Millions of people all over the world are currently displaced by armed conflict or persecution. In fact, 90% of casualties in armed conflicts are civilians, half of which are children. But, what is peace and what does it mean for us as Rotarians to commit ourselves in creating a peaceful world?
Peace, a concept of societal friendship and harmony. To some, peace is defined as the absence of war. But have you ever felt that you are not at peace with your own self?
Globally, there is peace and turmoil in equal measure. Tensions between Iran and the USA are a contradicting scenario from that retired teacher happily enjoying his pension somewhere in the Denakil plains, Northern Ethiopia. Thanks to Africa’s own efforts and to enhanced international support, the continent is more peaceful today than it was a dozen years ago. Yet, in addition to those nations still afflicted by armed conflict, others remain politically fragile. Closer home, it’s a promising half Rotary Year and New Year we continue making huge strides towards peace building. We have seen the timely establishment of a Rotary Peace Centre in Makerere University (Uganda), a launch of the Programs of Scale grants and the much-anticipated renewal of the long outstanding commitment to ending polio, by the Bill and Melinda Gates foundation in partnership with Rotary International.

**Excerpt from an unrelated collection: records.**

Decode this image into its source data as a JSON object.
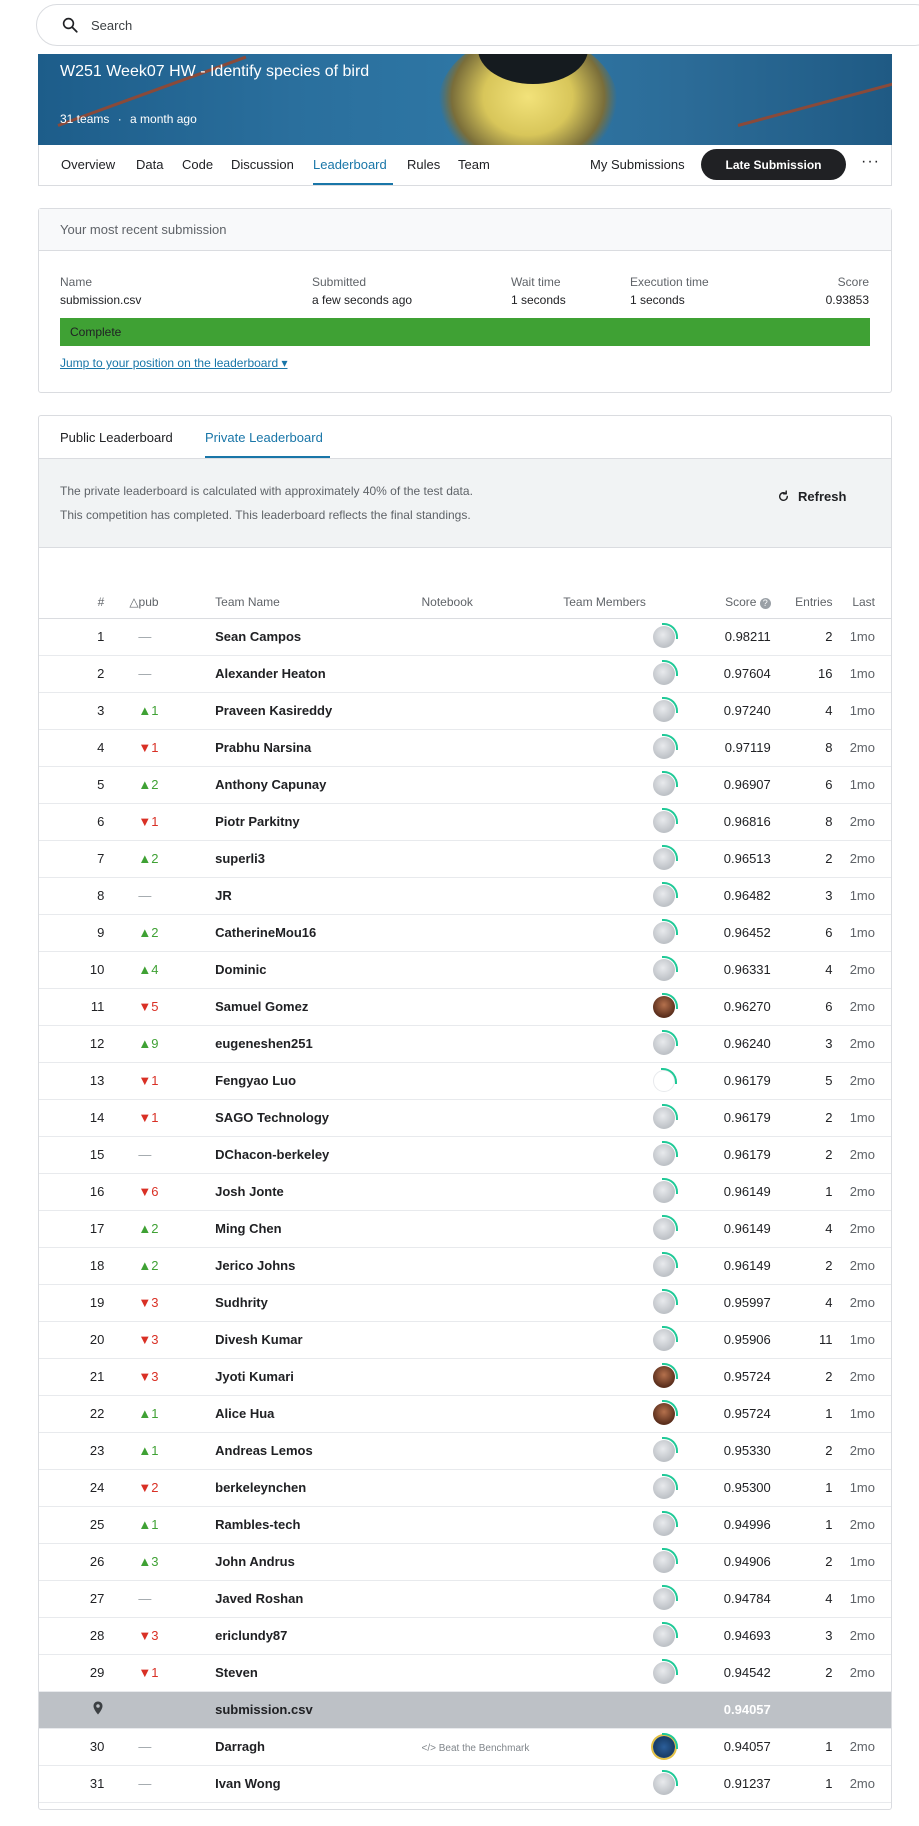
{
  "search": {
    "placeholder": "Search"
  },
  "competition": {
    "title": "W251 Week07 HW - Identify species of bird",
    "teams": "31 teams",
    "separator": "·",
    "age": "a month ago"
  },
  "nav": {
    "tabs": [
      "Overview",
      "Data",
      "Code",
      "Discussion",
      "Leaderboard",
      "Rules",
      "Team"
    ],
    "active": "Leaderboard",
    "my_submissions": "My Submissions",
    "late_submission": "Late Submission",
    "more": "···"
  },
  "submission": {
    "header": "Your most recent submission",
    "name_label": "Name",
    "name_value": "submission.csv",
    "submitted_label": "Submitted",
    "submitted_value": "a few seconds ago",
    "wait_label": "Wait time",
    "wait_value": "1 seconds",
    "exec_label": "Execution time",
    "exec_value": "1 seconds",
    "score_label": "Score",
    "score_value": "0.93853",
    "status": "Complete",
    "jump_link": "Jump to your position on the leaderboard ▾",
    "status_color": "#3fa134"
  },
  "leaderboard": {
    "tabs": [
      "Public Leaderboard",
      "Private Leaderboard"
    ],
    "active_tab": "Private Leaderboard",
    "info_line1": "The private leaderboard is calculated with approximately 40% of the test data.",
    "info_line2": "This competition has completed. This leaderboard reflects the final standings.",
    "refresh": "Refresh",
    "columns": [
      "#",
      "△pub",
      "Team Name",
      "Notebook",
      "Team Members",
      "Score",
      "Entries",
      "Last"
    ],
    "rows": [
      {
        "rank": "1",
        "dir": "flat",
        "delta": "—",
        "team": "Sean Campos",
        "score": "0.98211",
        "entries": "2",
        "last": "1mo"
      },
      {
        "rank": "2",
        "dir": "flat",
        "delta": "—",
        "team": "Alexander Heaton",
        "score": "0.97604",
        "entries": "16",
        "last": "1mo"
      },
      {
        "rank": "3",
        "dir": "up",
        "delta": "▲1",
        "team": "Praveen Kasireddy",
        "score": "0.97240",
        "entries": "4",
        "last": "1mo"
      },
      {
        "rank": "4",
        "dir": "down",
        "delta": "▼1",
        "team": "Prabhu Narsina",
        "score": "0.97119",
        "entries": "8",
        "last": "2mo"
      },
      {
        "rank": "5",
        "dir": "up",
        "delta": "▲2",
        "team": "Anthony Capunay",
        "score": "0.96907",
        "entries": "6",
        "last": "1mo"
      },
      {
        "rank": "6",
        "dir": "down",
        "delta": "▼1",
        "team": "Piotr Parkitny",
        "score": "0.96816",
        "entries": "8",
        "last": "2mo"
      },
      {
        "rank": "7",
        "dir": "up",
        "delta": "▲2",
        "team": "superli3",
        "score": "0.96513",
        "entries": "2",
        "last": "2mo"
      },
      {
        "rank": "8",
        "dir": "flat",
        "delta": "—",
        "team": "JR",
        "score": "0.96482",
        "entries": "3",
        "last": "1mo"
      },
      {
        "rank": "9",
        "dir": "up",
        "delta": "▲2",
        "team": "CatherineMou16",
        "score": "0.96452",
        "entries": "6",
        "last": "1mo"
      },
      {
        "rank": "10",
        "dir": "up",
        "delta": "▲4",
        "team": "Dominic",
        "score": "0.96331",
        "entries": "4",
        "last": "2mo"
      },
      {
        "rank": "11",
        "dir": "down",
        "delta": "▼5",
        "team": "Samuel Gomez",
        "score": "0.96270",
        "entries": "6",
        "last": "2mo",
        "avatar": "photo"
      },
      {
        "rank": "12",
        "dir": "up",
        "delta": "▲9",
        "team": "eugeneshen251",
        "score": "0.96240",
        "entries": "3",
        "last": "2mo"
      },
      {
        "rank": "13",
        "dir": "down",
        "delta": "▼1",
        "team": "Fengyao Luo",
        "score": "0.96179",
        "entries": "5",
        "last": "2mo",
        "avatar": "empty"
      },
      {
        "rank": "14",
        "dir": "down",
        "delta": "▼1",
        "team": "SAGO Technology",
        "score": "0.96179",
        "entries": "2",
        "last": "1mo"
      },
      {
        "rank": "15",
        "dir": "flat",
        "delta": "—",
        "team": "DChacon-berkeley",
        "score": "0.96179",
        "entries": "2",
        "last": "2mo"
      },
      {
        "rank": "16",
        "dir": "down",
        "delta": "▼6",
        "team": "Josh Jonte",
        "score": "0.96149",
        "entries": "1",
        "last": "2mo"
      },
      {
        "rank": "17",
        "dir": "up",
        "delta": "▲2",
        "team": "Ming Chen",
        "score": "0.96149",
        "entries": "4",
        "last": "2mo"
      },
      {
        "rank": "18",
        "dir": "up",
        "delta": "▲2",
        "team": "Jerico Johns",
        "score": "0.96149",
        "entries": "2",
        "last": "2mo"
      },
      {
        "rank": "19",
        "dir": "down",
        "delta": "▼3",
        "team": "Sudhrity",
        "score": "0.95997",
        "entries": "4",
        "last": "2mo"
      },
      {
        "rank": "20",
        "dir": "down",
        "delta": "▼3",
        "team": "Divesh Kumar",
        "score": "0.95906",
        "entries": "11",
        "last": "1mo"
      },
      {
        "rank": "21",
        "dir": "down",
        "delta": "▼3",
        "team": "Jyoti Kumari",
        "score": "0.95724",
        "entries": "2",
        "last": "2mo",
        "avatar": "photo"
      },
      {
        "rank": "22",
        "dir": "up",
        "delta": "▲1",
        "team": "Alice Hua",
        "score": "0.95724",
        "entries": "1",
        "last": "1mo",
        "avatar": "photo"
      },
      {
        "rank": "23",
        "dir": "up",
        "delta": "▲1",
        "team": "Andreas Lemos",
        "score": "0.95330",
        "entries": "2",
        "last": "2mo"
      },
      {
        "rank": "24",
        "dir": "down",
        "delta": "▼2",
        "team": "berkeleynchen",
        "score": "0.95300",
        "entries": "1",
        "last": "1mo"
      },
      {
        "rank": "25",
        "dir": "up",
        "delta": "▲1",
        "team": "Rambles-tech",
        "score": "0.94996",
        "entries": "1",
        "last": "2mo"
      },
      {
        "rank": "26",
        "dir": "up",
        "delta": "▲3",
        "team": "John Andrus",
        "score": "0.94906",
        "entries": "2",
        "last": "1mo"
      },
      {
        "rank": "27",
        "dir": "flat",
        "delta": "—",
        "team": "Javed Roshan",
        "score": "0.94784",
        "entries": "4",
        "last": "1mo"
      },
      {
        "rank": "28",
        "dir": "down",
        "delta": "▼3",
        "team": "ericlundy87",
        "score": "0.94693",
        "entries": "3",
        "last": "2mo"
      },
      {
        "rank": "29",
        "dir": "down",
        "delta": "▼1",
        "team": "Steven",
        "score": "0.94542",
        "entries": "2",
        "last": "2mo"
      },
      {
        "mine": true,
        "team": "submission.csv",
        "score": "0.94057"
      },
      {
        "rank": "30",
        "dir": "flat",
        "delta": "—",
        "team": "Darragh",
        "notebook": "</> Beat the Benchmark",
        "score": "0.94057",
        "entries": "1",
        "last": "2mo",
        "avatar": "gold"
      },
      {
        "rank": "31",
        "dir": "flat",
        "delta": "—",
        "team": "Ivan Wong",
        "score": "0.91237",
        "entries": "1",
        "last": "2mo"
      }
    ]
  },
  "colors": {
    "accent": "#1976a8",
    "up": "#3fa134",
    "down": "#d93025",
    "highlight_row": "#bdc1c6"
  }
}
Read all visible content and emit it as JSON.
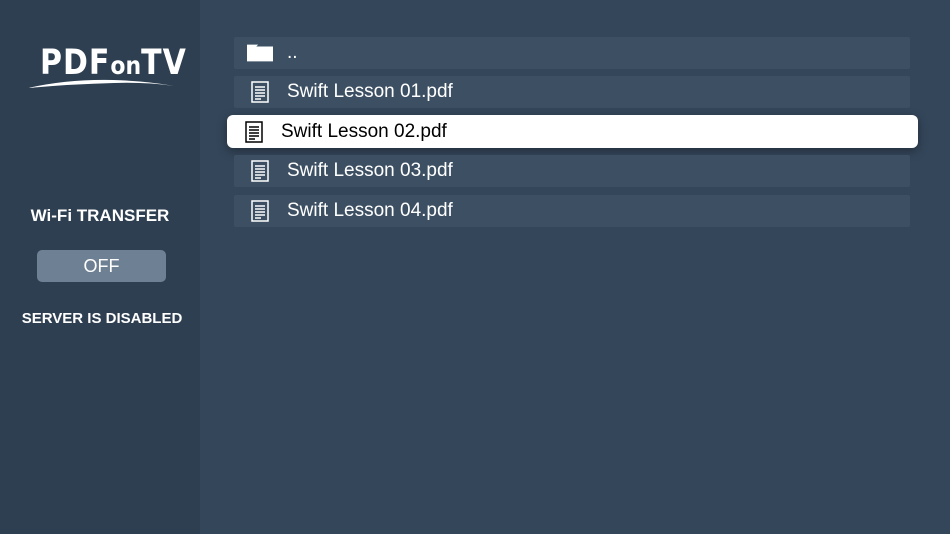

Indeed, these are great and promising times for Africa as a continent, since it’s squarely placed at the Centre of each of these great milestones and can reap great benefits; not as a partial beneficiary but as a key stakeholder.
This February, we stir the discourse and shift towards the discussion on Peace building and conflict prevention. Coincidentally, there is a New Peace Centre next door at Makerere University – the first Peace Centre in Africa. Rotary started the peace fellows program in 2002 and a total of 810 students have graduated with Master’s degrees while 514 have completed the certificate Program. However, only 148 are from Sub Saharan Africa. With the establishment of a New Peace Centre in Makerere, this brings the much needed program closer home and provides a great opportunity for people in Africa to exploit.
“… We can’t wait for governments to build peace, or the United Nations. We can’t expect peace to be handed to us on a platter. We have to build peace from the bottom, from the foundation of our society…” RI Past President K.R. Ravindran
Rotary’s most formidable weapon against war, violence, and intolerance is its Rotary Peace Centers program. Through study and field work, peace fellows at the centers become catalysts for peace and conflict resolution in their communities and around the globe.
The Peace program offers invaluable knowledge and skills to the Peace Fellows through academic training, practice and global networking opportunities to development professionals to act as catalysts for Peace. All too often, we are caught up in situations that require us to intervene by making fair and sound judgement to help resolve a conflict amicably. This happens more often than not in our day to day personal lives as well as in our professions. The opportunities to resolve conflict and the uniqueness that it demands are unlimited.
The same is reflected from our personal lives to our extended families, our workplaces, communities, country and globally. Kofi Anan in his book “Interventions; A life in War and Peace” begins by asking a critical question: “What do we stand for as a Global Community? What are the responsibilities for our common fate in a world that is simultaneously coming together and falling apart…..?”. In this memoir, he goes on to talk about his over 40 years of service to the United Nations with the last 10 as Secretary general. Indeed, he has been at the center of the major events of our time and Kenya and East Africa only know this too well following his intervention in Kenya during the Post-election violence period in 2008-2009.
During this month, Rotarians refuse to accept conflicts as a way of life and are encouraged to actively participate in facilitating that there are more and more professionals in the Peace space. There are numerous ways Rotarians can take action to address the underlying causes of conflict. To find out more about promoting peace either by donating or becoming a peace fellow as well as the Peace Centre in Makerere University please follow this link https://www.rotary.org/en/rotary-establishes-peace-center-makerere-university
There is need to inculcate a spirit of voluntarism among Rotarians and rotaractors, which would be essential in establishing comprehensive peace building efforts that need to target the mitigation of conflict structures with all available resources. With these, 2020 and beyond is going to be a year of flight of reaching an entirely new level of impact driven by our great participation and contribution.
Article by Elizabeth Ng’ang’a – Fund Development Specialist | Foundation Services ROTARY INTERNATIONAL